      In pools it is not uncommon to get a haze over the glass tile that is a calcium building up. If you remove it timely it does come off.

      Sometimes you can scrub the glass tile too hard with the wrong abrasive and maybe you can scratch the surface that can give it a faded look.

      You can etch the glass tile with an acidic cleaner that is too corrosive and that can give the glass tile a faded look.

  12. Pamela says:

    Hello. I purchased a soft ivory beige mosaic glass tile. The contractor put in all up and then moved to another project. I loved it as it looked the correct color. Once he came back and grouted, it now looks grey and I hate it. So it couldn’t be the mortar because it continued to look beige after the install. It only turned grey looking after grout. The grout color seems to match the tiles, but they look grey now. Any suggestions to give the tiles a more beige look? What color grout stain might achieve this, if at all?

    • Donato Pompo says:

      In this case, the fact that the empty grout joints were filled with a grout, the material block the light from entering along the edges of the translucent glass tile. On top of that, the color of the grout you used further affects the appearance of the glass tile installation. Maybe if you had used a white grout it would have help to maintain the ivory beige look or maybe not…

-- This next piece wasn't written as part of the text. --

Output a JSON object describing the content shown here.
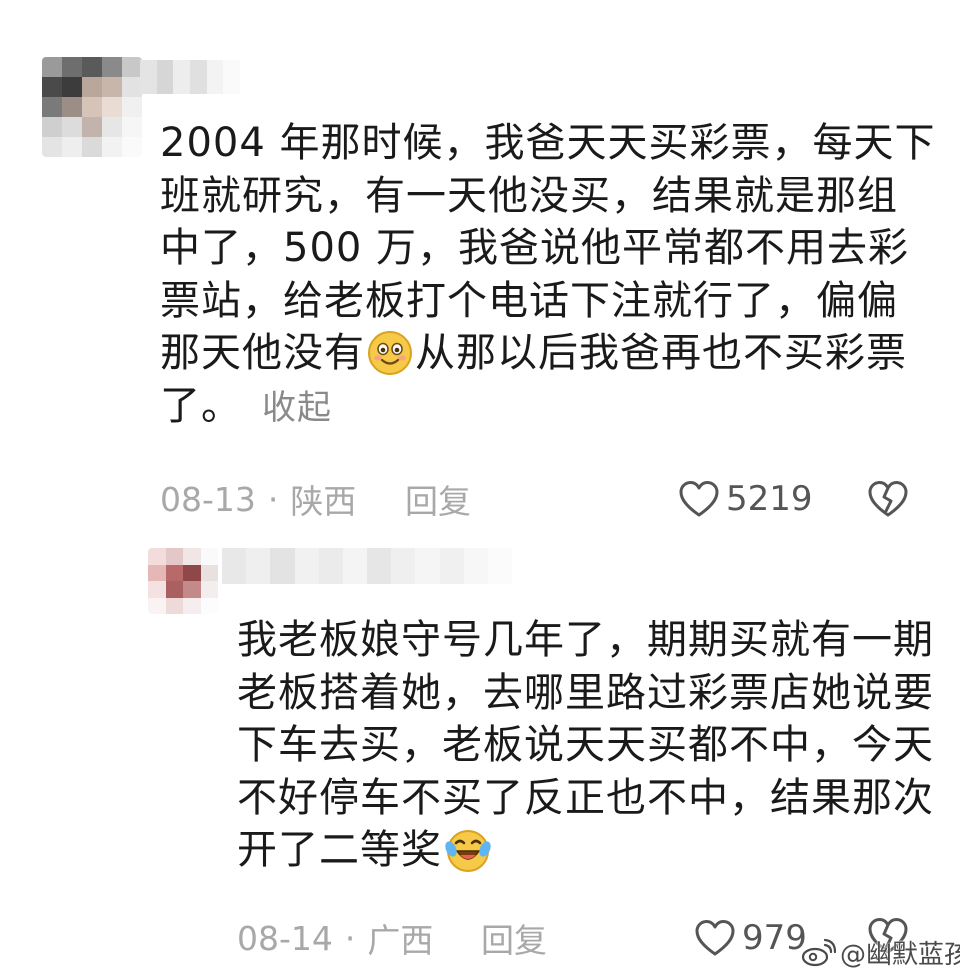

      As I recommended above, you should always do a mockup using the thinset and grout of choice and maybe doing additional mockups with different color thinset and grout so you know what the outcome will likely be.

      I don’t think by you painting the top of the grout with a grout colorant will change the color reflected through the glass tile. You can experiment on a small mockup and see if it will make a difference.

  13. Teresa says:

    We have black glossy tiles as our backsplash, I have now noticed a reddish color appearing around the edges of the time, what would be the cause of this? Our home is brand new.

    • Donato Pompo says:

      I am assuming your tile is not a glass black tile as the heading of this section is regarding glass tiles.

      Whether it is a glass tile or not, I assume the reddish staining is at the grout joints. That isn’t normal, but to verify what is causing it you would have to remove the tile. If they used a red color waterproof membrane behind the tile, the possibly if it didn’t fully dry before they installed tile maybe it is emulsifying and leaching out. Or maybe some of the membrane got trapped in the grout joint. Also maybe the grout got contaminated and something with in the grout has leached out when it gets damp.

  14. Barb says:

    hi I have picked an indigo glass subway tile for my backsplash.
    what are the pro and cons on installing glass subway backsplash without grout? My installer said he could do this , I think i may like the look of it but could not find any images of ungrouted backsplash’s and would like to know if there are problems not using grout.

    • Donato Pompo says:

      Industry standards recommends a minimum of 1/8″ wide grout joint, but never less than 1/16″. You cannot butt the tiles together because they do expand from heat and if there is no space to mitigate the stress then the tiles could crack.

      On a wall you could not fill the joints with grout. If it is an area not subject to moisture then it should not be a problem. If it were in a shower then residual water could tend to collect in the joints and with skin cells and other organic materials it could develop microbial growth.

      The good thing about open grout joints is that every joint becomes a movement joint to further mitigate potential stresses.

      The appearance of glass tile can change dramatically depending on what color thin-set mortar adhesive is used and depending on what color grout is used. You should create small mockups of the tile combination you want to use so you can visualize what they will look like installed, so you can pick which you prefer. That way you won’t have any false expectations.

Leave a Reply

Your email address will not be published. Required fields are marked *